[Work required]: You are to retype all of the data exactly as it appears.

[Given records]:

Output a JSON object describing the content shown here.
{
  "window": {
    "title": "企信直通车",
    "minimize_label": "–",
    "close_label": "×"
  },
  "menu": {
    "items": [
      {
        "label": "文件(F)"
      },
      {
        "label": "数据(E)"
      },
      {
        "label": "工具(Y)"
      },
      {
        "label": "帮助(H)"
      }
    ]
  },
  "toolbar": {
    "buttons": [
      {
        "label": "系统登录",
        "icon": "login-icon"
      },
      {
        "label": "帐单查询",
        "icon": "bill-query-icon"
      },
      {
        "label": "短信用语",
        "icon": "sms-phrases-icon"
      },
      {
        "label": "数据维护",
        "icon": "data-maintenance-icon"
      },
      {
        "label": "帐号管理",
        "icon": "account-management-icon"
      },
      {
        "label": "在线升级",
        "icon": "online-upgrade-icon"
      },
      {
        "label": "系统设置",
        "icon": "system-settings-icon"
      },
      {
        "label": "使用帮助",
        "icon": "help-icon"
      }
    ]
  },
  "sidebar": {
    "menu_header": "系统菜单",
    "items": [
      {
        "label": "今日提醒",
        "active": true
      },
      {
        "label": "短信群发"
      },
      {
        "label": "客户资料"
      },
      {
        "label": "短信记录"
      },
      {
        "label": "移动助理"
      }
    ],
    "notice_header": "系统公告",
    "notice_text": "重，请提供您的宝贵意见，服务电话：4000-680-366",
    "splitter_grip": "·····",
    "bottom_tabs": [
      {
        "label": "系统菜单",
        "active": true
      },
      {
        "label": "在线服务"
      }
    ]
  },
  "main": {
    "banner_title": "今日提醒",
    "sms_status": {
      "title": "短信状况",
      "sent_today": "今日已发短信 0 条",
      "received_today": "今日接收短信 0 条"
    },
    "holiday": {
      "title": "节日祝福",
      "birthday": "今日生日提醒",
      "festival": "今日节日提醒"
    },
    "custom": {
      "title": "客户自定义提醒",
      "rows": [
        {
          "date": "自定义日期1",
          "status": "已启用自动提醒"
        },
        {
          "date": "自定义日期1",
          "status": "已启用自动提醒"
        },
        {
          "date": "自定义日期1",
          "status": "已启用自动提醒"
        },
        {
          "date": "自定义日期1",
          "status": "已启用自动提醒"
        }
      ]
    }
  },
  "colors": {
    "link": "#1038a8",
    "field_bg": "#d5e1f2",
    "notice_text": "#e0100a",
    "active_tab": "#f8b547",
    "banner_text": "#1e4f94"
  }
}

[Problem solution]:
Output a JSON object describing the content shown here.
{
  "window": {
    "title": "企信直通车",
    "minimize_label": "–",
    "close_label": "×"
  },
  "menu": {
    "items": [
      {
        "label": "文件(F)"
      },
      {
        "label": "数据(E)"
      },
      {
        "label": "工具(Y)"
      },
      {
        "label": "帮助(H)"
      }
    ]
  },
  "toolbar": {
    "buttons": [
      {
        "label": "系统登录",
        "icon": "login-icon"
      },
      {
        "label": "帐单查询",
        "icon": "bill-query-icon"
      },
      {
        "label": "短信用语",
        "icon": "sms-phrases-icon"
      },
      {
        "label": "数据维护",
        "icon": "data-maintenance-icon"
      },
      {
        "label": "帐号管理",
        "icon": "account-management-icon"
      },
      {
        "label": "在线升级",
        "icon": "online-upgrade-icon"
      },
      {
        "label": "系统设置",
        "icon": "system-settings-icon"
      },
      {
        "label": "使用帮助",
        "icon": "help-icon"
      }
    ]
  },
  "sidebar": {
    "menu_header": "系统菜单",
    "items": [
      {
        "label": "今日提醒",
        "active": true
      },
      {
        "label": "短信群发"
      },
      {
        "label": "客户资料"
      },
      {
        "label": "短信记录"
      },
      {
        "label": "移动助理"
      }
    ],
    "notice_header": "系统公告",
    "notice_text": "重，请提供您的宝贵意见，服务电话：4000-680-366",
    "splitter_grip": "·····",
    "bottom_tabs": [
      {
        "label": "系统菜单",
        "active": true
      },
      {
        "label": "在线服务"
      }
    ]
  },
  "main": {
    "banner_title": "今日提醒",
    "sms_status": {
      "title": "短信状况",
      "sent_today": "今日已发短信 0 条",
      "received_today": "今日接收短信 0 条"
    },
    "holiday": {
      "title": "节日祝福",
      "birthday": "今日生日提醒",
      "festival": "今日节日提醒"
    },
    "custom": {
      "title": "客户自定义提醒",
      "rows": [
        {
          "date": "自定义日期1",
          "status": "已启用自动提醒"
        },
        {
          "date": "自定义日期1",
          "status": "已启用自动提醒"
        },
        {
          "date": "自定义日期1",
          "status": "已启用自动提醒"
        },
        {
          "date": "自定义日期1",
          "status": "已启用自动提醒"
        }
      ]
    }
  },
  "colors": {
    "link": "#1038a8",
    "field_bg": "#d5e1f2",
    "notice_text": "#e0100a",
    "active_tab": "#f8b547",
    "banner_text": "#1e4f94"
  }
}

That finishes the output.